* _Description of the task_:
Please output each line of the data exactly as it appears.

::::

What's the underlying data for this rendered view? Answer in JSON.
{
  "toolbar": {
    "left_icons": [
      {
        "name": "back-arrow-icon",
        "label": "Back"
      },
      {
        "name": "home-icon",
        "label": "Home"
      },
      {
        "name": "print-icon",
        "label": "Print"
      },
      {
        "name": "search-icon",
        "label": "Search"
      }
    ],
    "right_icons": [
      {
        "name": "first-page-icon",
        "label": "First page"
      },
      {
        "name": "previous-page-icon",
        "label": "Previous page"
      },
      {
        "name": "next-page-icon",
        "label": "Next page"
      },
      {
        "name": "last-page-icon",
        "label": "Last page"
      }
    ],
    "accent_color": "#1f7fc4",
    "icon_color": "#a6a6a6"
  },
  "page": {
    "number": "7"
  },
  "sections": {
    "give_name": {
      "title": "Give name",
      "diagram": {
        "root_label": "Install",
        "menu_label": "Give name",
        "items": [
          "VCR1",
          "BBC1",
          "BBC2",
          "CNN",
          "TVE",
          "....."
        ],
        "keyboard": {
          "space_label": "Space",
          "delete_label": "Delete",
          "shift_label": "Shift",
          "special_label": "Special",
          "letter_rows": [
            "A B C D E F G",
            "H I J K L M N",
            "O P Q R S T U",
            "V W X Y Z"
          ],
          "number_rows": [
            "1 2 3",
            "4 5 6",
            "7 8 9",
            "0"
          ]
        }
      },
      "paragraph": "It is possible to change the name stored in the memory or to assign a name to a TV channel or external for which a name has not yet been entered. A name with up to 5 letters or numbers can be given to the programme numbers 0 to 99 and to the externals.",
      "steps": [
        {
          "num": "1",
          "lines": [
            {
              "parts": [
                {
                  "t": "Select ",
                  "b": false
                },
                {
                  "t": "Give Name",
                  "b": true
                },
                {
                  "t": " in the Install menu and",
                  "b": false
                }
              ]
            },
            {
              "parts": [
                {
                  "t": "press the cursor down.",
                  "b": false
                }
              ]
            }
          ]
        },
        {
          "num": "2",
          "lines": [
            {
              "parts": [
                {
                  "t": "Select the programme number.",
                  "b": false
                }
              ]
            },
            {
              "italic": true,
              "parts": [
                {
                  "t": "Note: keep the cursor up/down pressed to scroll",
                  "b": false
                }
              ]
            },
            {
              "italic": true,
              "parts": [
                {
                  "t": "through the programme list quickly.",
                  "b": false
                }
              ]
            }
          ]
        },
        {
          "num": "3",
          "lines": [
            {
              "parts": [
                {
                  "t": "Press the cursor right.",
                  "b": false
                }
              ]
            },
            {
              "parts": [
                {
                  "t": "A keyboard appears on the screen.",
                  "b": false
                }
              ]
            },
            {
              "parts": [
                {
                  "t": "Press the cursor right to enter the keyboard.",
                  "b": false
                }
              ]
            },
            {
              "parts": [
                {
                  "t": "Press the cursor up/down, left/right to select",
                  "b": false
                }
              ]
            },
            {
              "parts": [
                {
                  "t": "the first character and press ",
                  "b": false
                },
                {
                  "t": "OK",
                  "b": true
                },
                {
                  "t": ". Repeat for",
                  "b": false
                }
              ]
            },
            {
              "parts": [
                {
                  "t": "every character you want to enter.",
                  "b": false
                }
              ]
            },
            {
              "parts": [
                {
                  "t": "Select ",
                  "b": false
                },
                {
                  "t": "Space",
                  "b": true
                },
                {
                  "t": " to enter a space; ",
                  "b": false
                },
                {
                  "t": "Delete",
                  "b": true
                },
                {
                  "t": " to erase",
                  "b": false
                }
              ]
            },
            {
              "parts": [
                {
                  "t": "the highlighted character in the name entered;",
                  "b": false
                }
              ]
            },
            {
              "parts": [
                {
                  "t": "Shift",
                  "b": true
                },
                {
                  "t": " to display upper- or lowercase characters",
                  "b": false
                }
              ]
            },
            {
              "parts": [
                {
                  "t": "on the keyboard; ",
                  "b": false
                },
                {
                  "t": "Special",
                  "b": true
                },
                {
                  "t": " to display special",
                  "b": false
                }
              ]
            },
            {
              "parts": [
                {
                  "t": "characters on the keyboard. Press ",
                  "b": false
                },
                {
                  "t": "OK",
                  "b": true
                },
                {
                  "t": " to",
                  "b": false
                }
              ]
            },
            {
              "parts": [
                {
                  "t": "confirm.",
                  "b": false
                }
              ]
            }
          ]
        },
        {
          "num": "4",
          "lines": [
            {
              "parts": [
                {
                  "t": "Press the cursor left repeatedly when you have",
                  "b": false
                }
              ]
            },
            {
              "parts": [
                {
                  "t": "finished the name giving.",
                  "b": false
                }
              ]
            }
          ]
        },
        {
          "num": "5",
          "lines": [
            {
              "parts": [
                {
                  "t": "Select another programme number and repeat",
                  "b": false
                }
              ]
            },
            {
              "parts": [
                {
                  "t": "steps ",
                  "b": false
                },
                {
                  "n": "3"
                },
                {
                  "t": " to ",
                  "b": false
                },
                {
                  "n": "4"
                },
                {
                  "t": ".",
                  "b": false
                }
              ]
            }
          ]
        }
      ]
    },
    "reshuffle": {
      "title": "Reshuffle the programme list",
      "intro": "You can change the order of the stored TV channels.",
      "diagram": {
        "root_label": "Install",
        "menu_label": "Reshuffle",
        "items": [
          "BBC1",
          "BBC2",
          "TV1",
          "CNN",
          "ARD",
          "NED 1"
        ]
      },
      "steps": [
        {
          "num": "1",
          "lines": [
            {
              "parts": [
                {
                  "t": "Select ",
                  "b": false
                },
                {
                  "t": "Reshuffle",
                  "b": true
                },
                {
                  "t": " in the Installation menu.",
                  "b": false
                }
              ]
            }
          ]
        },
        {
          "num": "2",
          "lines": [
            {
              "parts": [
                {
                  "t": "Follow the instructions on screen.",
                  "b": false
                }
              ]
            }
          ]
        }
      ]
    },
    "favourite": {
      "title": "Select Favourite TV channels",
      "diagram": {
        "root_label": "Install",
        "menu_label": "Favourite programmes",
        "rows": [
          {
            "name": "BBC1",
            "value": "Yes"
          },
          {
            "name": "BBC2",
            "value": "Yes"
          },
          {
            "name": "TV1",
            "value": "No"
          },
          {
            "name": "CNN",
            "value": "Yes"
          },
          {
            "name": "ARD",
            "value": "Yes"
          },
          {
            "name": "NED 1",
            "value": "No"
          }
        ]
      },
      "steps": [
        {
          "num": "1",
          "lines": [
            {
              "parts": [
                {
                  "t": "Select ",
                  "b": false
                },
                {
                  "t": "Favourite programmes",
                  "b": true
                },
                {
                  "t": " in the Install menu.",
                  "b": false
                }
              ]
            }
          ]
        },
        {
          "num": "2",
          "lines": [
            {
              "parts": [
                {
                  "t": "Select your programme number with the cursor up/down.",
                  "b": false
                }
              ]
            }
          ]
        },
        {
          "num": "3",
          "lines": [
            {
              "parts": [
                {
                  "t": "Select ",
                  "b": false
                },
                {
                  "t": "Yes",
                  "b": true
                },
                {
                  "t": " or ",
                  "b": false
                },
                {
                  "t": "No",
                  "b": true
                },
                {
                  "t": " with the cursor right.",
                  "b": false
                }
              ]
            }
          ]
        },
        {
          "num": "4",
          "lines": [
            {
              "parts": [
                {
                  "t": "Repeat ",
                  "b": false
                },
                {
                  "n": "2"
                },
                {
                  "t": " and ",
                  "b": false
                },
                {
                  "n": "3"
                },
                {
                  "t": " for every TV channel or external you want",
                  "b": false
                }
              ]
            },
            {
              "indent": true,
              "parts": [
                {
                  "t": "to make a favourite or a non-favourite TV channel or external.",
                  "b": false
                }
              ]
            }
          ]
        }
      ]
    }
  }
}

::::

* _Output of the task_:
What's the underlying data for this rendered view? Answer in JSON.
{
  "toolbar": {
    "left_icons": [
      {
        "name": "back-arrow-icon",
        "label": "Back"
      },
      {
        "name": "home-icon",
        "label": "Home"
      },
      {
        "name": "print-icon",
        "label": "Print"
      },
      {
        "name": "search-icon",
        "label": "Search"
      }
    ],
    "right_icons": [
      {
        "name": "first-page-icon",
        "label": "First page"
      },
      {
        "name": "previous-page-icon",
        "label": "Previous page"
      },
      {
        "name": "next-page-icon",
        "label": "Next page"
      },
      {
        "name": "last-page-icon",
        "label": "Last page"
      }
    ],
    "accent_color": "#1f7fc4",
    "icon_color": "#a6a6a6"
  },
  "page": {
    "number": "7"
  },
  "sections": {
    "give_name": {
      "title": "Give name",
      "diagram": {
        "root_label": "Install",
        "menu_label": "Give name",
        "items": [
          "VCR1",
          "BBC1",
          "BBC2",
          "CNN",
          "TVE",
          "....."
        ],
        "keyboard": {
          "space_label": "Space",
          "delete_label": "Delete",
          "shift_label": "Shift",
          "special_label": "Special",
          "letter_rows": [
            "A B C D E F G",
            "H I J K L M N",
            "O P Q R S T U",
            "V W X Y Z"
          ],
          "number_rows": [
            "1 2 3",
            "4 5 6",
            "7 8 9",
            "0"
          ]
        }
      },
      "paragraph": "It is possible to change the name stored in the memory or to assign a name to a TV channel or external for which a name has not yet been entered. A name with up to 5 letters or numbers can be given to the programme numbers 0 to 99 and to the externals.",
      "steps": [
        {
          "num": "1",
          "lines": [
            {
              "parts": [
                {
                  "t": "Select ",
                  "b": false
                },
                {
                  "t": "Give Name",
                  "b": true
                },
                {
                  "t": " in the Install menu and",
                  "b": false
                }
              ]
            },
            {
              "parts": [
                {
                  "t": "press the cursor down.",
                  "b": false
                }
              ]
            }
          ]
        },
        {
          "num": "2",
          "lines": [
            {
              "parts": [
                {
                  "t": "Select the programme number.",
                  "b": false
                }
              ]
            },
            {
              "italic": true,
              "parts": [
                {
                  "t": "Note: keep the cursor up/down pressed to scroll",
                  "b": false
                }
              ]
            },
            {
              "italic": true,
              "parts": [
                {
                  "t": "through the programme list quickly.",
                  "b": false
                }
              ]
            }
          ]
        },
        {
          "num": "3",
          "lines": [
            {
              "parts": [
                {
                  "t": "Press the cursor right.",
                  "b": false
                }
              ]
            },
            {
              "parts": [
                {
                  "t": "A keyboard appears on the screen.",
                  "b": false
                }
              ]
            },
            {
              "parts": [
                {
                  "t": "Press the cursor right to enter the keyboard.",
                  "b": false
                }
              ]
            },
            {
              "parts": [
                {
                  "t": "Press the cursor up/down, left/right to select",
                  "b": false
                }
              ]
            },
            {
              "parts": [
                {
                  "t": "the first character and press ",
                  "b": false
                },
                {
                  "t": "OK",
                  "b": true
                },
                {
                  "t": ". Repeat for",
                  "b": false
                }
              ]
            },
            {
              "parts": [
                {
                  "t": "every character you want to enter.",
                  "b": false
                }
              ]
            },
            {
              "parts": [
                {
                  "t": "Select ",
                  "b": false
                },
                {
                  "t": "Space",
                  "b": true
                },
                {
                  "t": " to enter a space; ",
                  "b": false
                },
                {
                  "t": "Delete",
                  "b": true
                },
                {
                  "t": " to erase",
                  "b": false
                }
              ]
            },
            {
              "parts": [
                {
                  "t": "the highlighted character in the name entered;",
                  "b": false
                }
              ]
            },
            {
              "parts": [
                {
                  "t": "Shift",
                  "b": true
                },
                {
                  "t": " to display upper- or lowercase characters",
                  "b": false
                }
              ]
            },
            {
              "parts": [
                {
                  "t": "on the keyboard; ",
                  "b": false
                },
                {
                  "t": "Special",
                  "b": true
                },
                {
                  "t": " to display special",
                  "b": false
                }
              ]
            },
            {
              "parts": [
                {
                  "t": "characters on the keyboard. Press ",
                  "b": false
                },
                {
                  "t": "OK",
                  "b": true
                },
                {
                  "t": " to",
                  "b": false
                }
              ]
            },
            {
              "parts": [
                {
                  "t": "confirm.",
                  "b": false
                }
              ]
            }
          ]
        },
        {
          "num": "4",
          "lines": [
            {
              "parts": [
                {
                  "t": "Press the cursor left repeatedly when you have",
                  "b": false
                }
              ]
            },
            {
              "parts": [
                {
                  "t": "finished the name giving.",
                  "b": false
                }
              ]
            }
          ]
        },
        {
          "num": "5",
          "lines": [
            {
              "parts": [
                {
                  "t": "Select another programme number and repeat",
                  "b": false
                }
              ]
            },
            {
              "parts": [
                {
                  "t": "steps ",
                  "b": false
                },
                {
                  "n": "3"
                },
                {
                  "t": " to ",
                  "b": false
                },
                {
                  "n": "4"
                },
                {
                  "t": ".",
                  "b": false
                }
              ]
            }
          ]
        }
      ]
    },
    "reshuffle": {
      "title": "Reshuffle the programme list",
      "intro": "You can change the order of the stored TV channels.",
      "diagram": {
        "root_label": "Install",
        "menu_label": "Reshuffle",
        "items": [
          "BBC1",
          "BBC2",
          "TV1",
          "CNN",
          "ARD",
          "NED 1"
        ]
      },
      "steps": [
        {
          "num": "1",
          "lines": [
            {
              "parts": [
                {
                  "t": "Select ",
                  "b": false
                },
                {
                  "t": "Reshuffle",
                  "b": true
                },
                {
                  "t": " in the Installation menu.",
                  "b": false
                }
              ]
            }
          ]
        },
        {
          "num": "2",
          "lines": [
            {
              "parts": [
                {
                  "t": "Follow the instructions on screen.",
                  "b": false
                }
              ]
            }
          ]
        }
      ]
    },
    "favourite": {
      "title": "Select Favourite TV channels",
      "diagram": {
        "root_label": "Install",
        "menu_label": "Favourite programmes",
        "rows": [
          {
            "name": "BBC1",
            "value": "Yes"
          },
          {
            "name": "BBC2",
            "value": "Yes"
          },
          {
            "name": "TV1",
            "value": "No"
          },
          {
            "name": "CNN",
            "value": "Yes"
          },
          {
            "name": "ARD",
            "value": "Yes"
          },
          {
            "name": "NED 1",
            "value": "No"
          }
        ]
      },
      "steps": [
        {
          "num": "1",
          "lines": [
            {
              "parts": [
                {
                  "t": "Select ",
                  "b": false
                },
                {
                  "t": "Favourite programmes",
                  "b": true
                },
                {
                  "t": " in the Install menu.",
                  "b": false
                }
              ]
            }
          ]
        },
        {
          "num": "2",
          "lines": [
            {
              "parts": [
                {
                  "t": "Select your programme number with the cursor up/down.",
                  "b": false
                }
              ]
            }
          ]
        },
        {
          "num": "3",
          "lines": [
            {
              "parts": [
                {
                  "t": "Select ",
                  "b": false
                },
                {
                  "t": "Yes",
                  "b": true
                },
                {
                  "t": " or ",
                  "b": false
                },
                {
                  "t": "No",
                  "b": true
                },
                {
                  "t": " with the cursor right.",
                  "b": false
                }
              ]
            }
          ]
        },
        {
          "num": "4",
          "lines": [
            {
              "parts": [
                {
                  "t": "Repeat ",
                  "b": false
                },
                {
                  "n": "2"
                },
                {
                  "t": " and ",
                  "b": false
                },
                {
                  "n": "3"
                },
                {
                  "t": " for every TV channel or external you want",
                  "b": false
                }
              ]
            },
            {
              "indent": true,
              "parts": [
                {
                  "t": "to make a favourite or a non-favourite TV channel or external.",
                  "b": false
                }
              ]
            }
          ]
        }
      ]
    }
  }
}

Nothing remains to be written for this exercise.